Element data from apps and pages:
※ ※ ※
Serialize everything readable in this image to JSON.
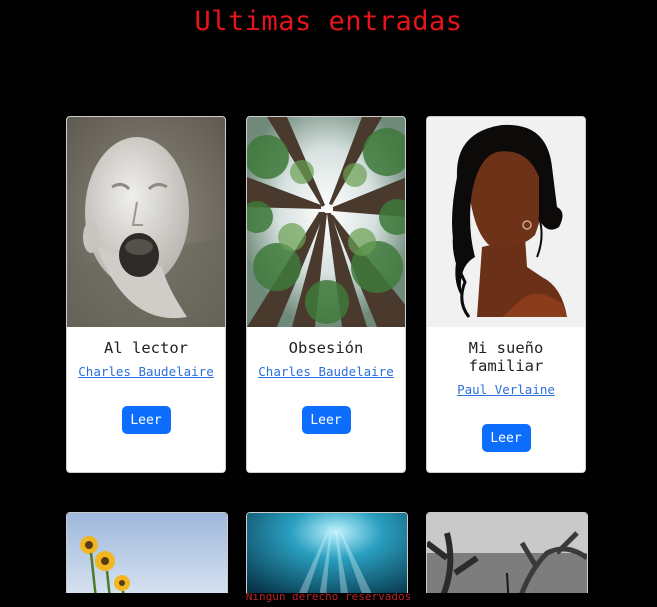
{
  "page": {
    "title": "Ultimas entradas"
  },
  "cards": [
    {
      "title": "Al lector",
      "author": "Charles Baudelaire",
      "button": "Leer",
      "image": "screaming-head-sculpture-image"
    },
    {
      "title": "Obsesión",
      "author": "Charles Baudelaire",
      "button": "Leer",
      "image": "forest-canopy-image"
    },
    {
      "title": "Mi sueño familiar",
      "author": "Paul Verlaine",
      "button": "Leer",
      "image": "woman-silhouette-illustration-image"
    }
  ],
  "second_row_images": [
    "sunflowers-image",
    "underwater-light-rays-image",
    "dark-tree-image"
  ],
  "footer": {
    "text": "Ningún derecho reservados"
  },
  "colors": {
    "background": "#000000",
    "title": "#e8141c",
    "button": "#0d6efd",
    "link": "#2a6fdb"
  }
}
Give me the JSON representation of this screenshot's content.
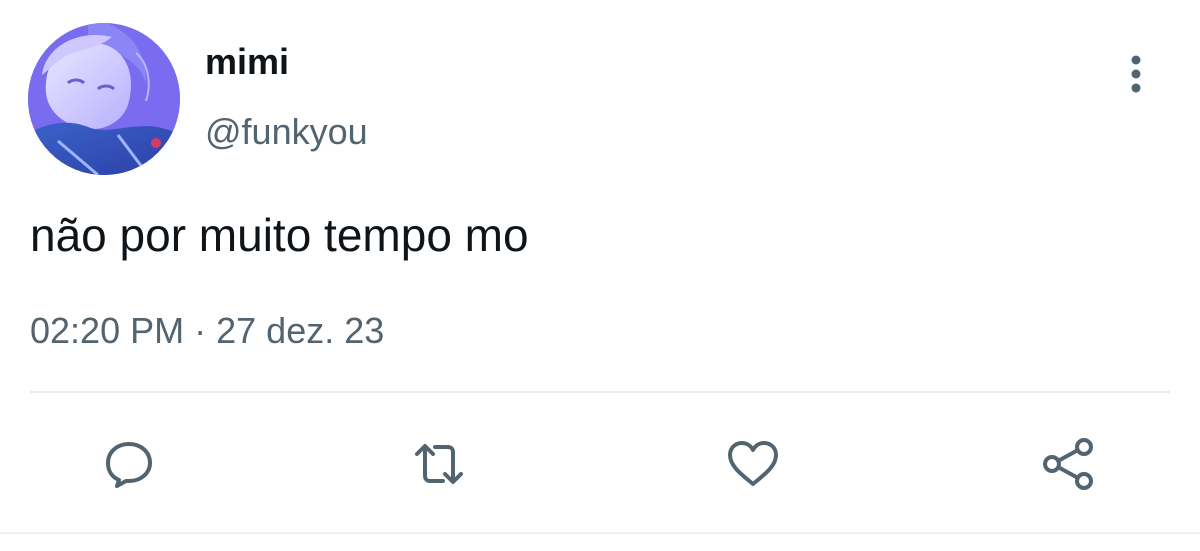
{
  "user": {
    "display_name": "mimi",
    "handle": "@funkyou"
  },
  "tweet": {
    "text": "não por muito tempo mo",
    "time": "02:20 PM",
    "separator": "·",
    "date": "27 dez. 23"
  },
  "icons": {
    "more": "more-vertical-icon",
    "reply": "reply-icon",
    "retweet": "retweet-icon",
    "like": "heart-icon",
    "share": "share-icon"
  },
  "colors": {
    "text_primary": "#0f1419",
    "text_secondary": "#536471",
    "icon": "#536471",
    "divider": "#e6ecf0",
    "background": "#ffffff"
  }
}
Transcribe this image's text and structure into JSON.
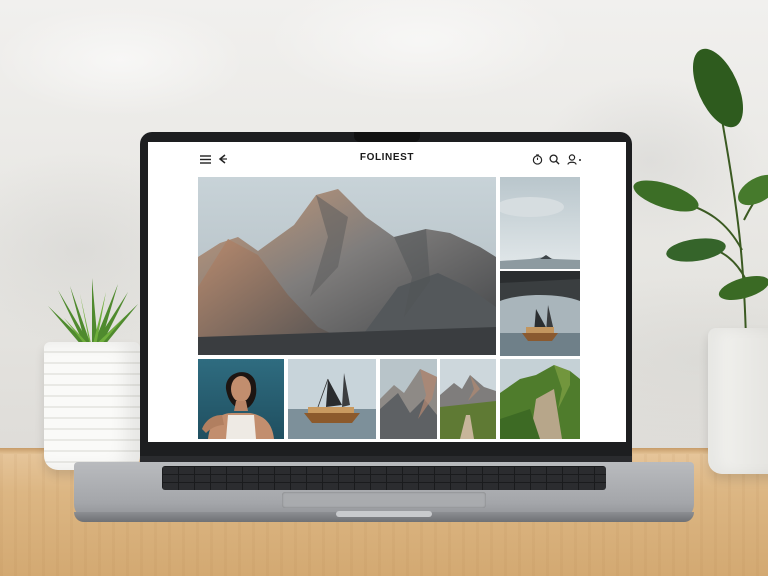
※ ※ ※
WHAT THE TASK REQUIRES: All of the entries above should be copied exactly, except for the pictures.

ANSWER FOR THE TASK:
Serialize everything readable in this image to JSON.
{
  "page": {
    "title": "Ultimas entradas"
  },
  "cards": [
    {
      "title": "Al lector",
      "author": "Charles Baudelaire",
      "button": "Leer",
      "image": "screaming-head-sculpture-image"
    },
    {
      "title": "Obsesión",
      "author": "Charles Baudelaire",
      "button": "Leer",
      "image": "forest-canopy-image"
    },
    {
      "title": "Mi sueño familiar",
      "author": "Paul Verlaine",
      "button": "Leer",
      "image": "woman-silhouette-illustration-image"
    }
  ],
  "second_row_images": [
    "sunflowers-image",
    "underwater-light-rays-image",
    "dark-tree-image"
  ],
  "footer": {
    "text": "Ningún derecho reservados"
  },
  "colors": {
    "background": "#000000",
    "title": "#e8141c",
    "button": "#0d6efd",
    "link": "#2a6fdb"
  }
}
Give me the JSON representation of this screenshot's content.
{
  "user": {
    "display_name": "mimi",
    "handle": "@funkyou"
  },
  "tweet": {
    "text": "não por muito tempo mo",
    "time": "02:20 PM",
    "separator": "·",
    "date": "27 dez. 23"
  },
  "icons": {
    "more": "more-vertical-icon",
    "reply": "reply-icon",
    "retweet": "retweet-icon",
    "like": "heart-icon",
    "share": "share-icon"
  },
  "colors": {
    "text_primary": "#0f1419",
    "text_secondary": "#536471",
    "icon": "#536471",
    "divider": "#e6ecf0",
    "background": "#ffffff"
  }
}
Transcribe this image's text and structure into JSON.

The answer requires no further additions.